Exercise details: Each record below must come back exactly as written; its pictures must not.

Stored items:
Segment Open
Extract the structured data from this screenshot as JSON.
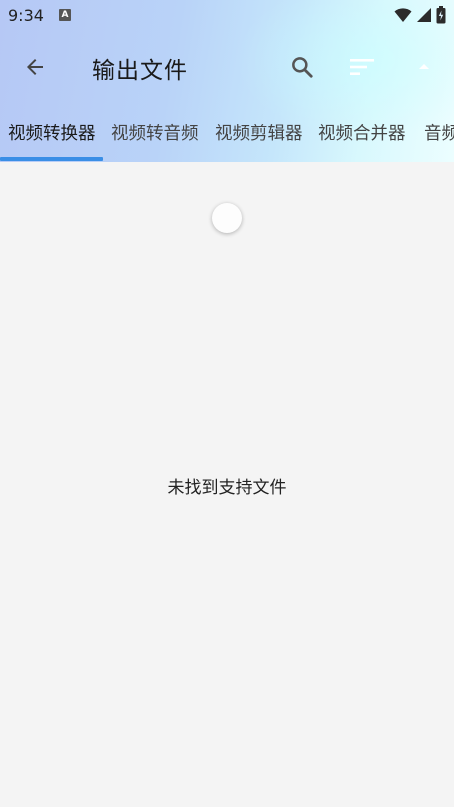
{
  "status": {
    "time": "9:34",
    "badge": "A"
  },
  "appbar": {
    "title": "输出文件",
    "back_icon": "arrow-left-icon",
    "search_icon": "search-icon",
    "sort_icon": "sort-icon",
    "menu_icon": "caret-up-icon"
  },
  "tabs": [
    {
      "label": "视频转换器",
      "active": true
    },
    {
      "label": "视频转音频",
      "active": false
    },
    {
      "label": "视频剪辑器",
      "active": false
    },
    {
      "label": "视频合并器",
      "active": false
    },
    {
      "label": "音频",
      "active": false
    }
  ],
  "content": {
    "empty_message": "未找到支持文件"
  },
  "colors": {
    "accent": "#3a8ee6",
    "background": "#f4f4f4"
  }
}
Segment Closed
Task output:
Extract the structured data from this screenshot as JSON.
{
  "status": {
    "time": "9:34",
    "badge": "A"
  },
  "appbar": {
    "title": "输出文件",
    "back_icon": "arrow-left-icon",
    "search_icon": "search-icon",
    "sort_icon": "sort-icon",
    "menu_icon": "caret-up-icon"
  },
  "tabs": [
    {
      "label": "视频转换器",
      "active": true
    },
    {
      "label": "视频转音频",
      "active": false
    },
    {
      "label": "视频剪辑器",
      "active": false
    },
    {
      "label": "视频合并器",
      "active": false
    },
    {
      "label": "音频",
      "active": false
    }
  ],
  "content": {
    "empty_message": "未找到支持文件"
  },
  "colors": {
    "accent": "#3a8ee6",
    "background": "#f4f4f4"
  }
}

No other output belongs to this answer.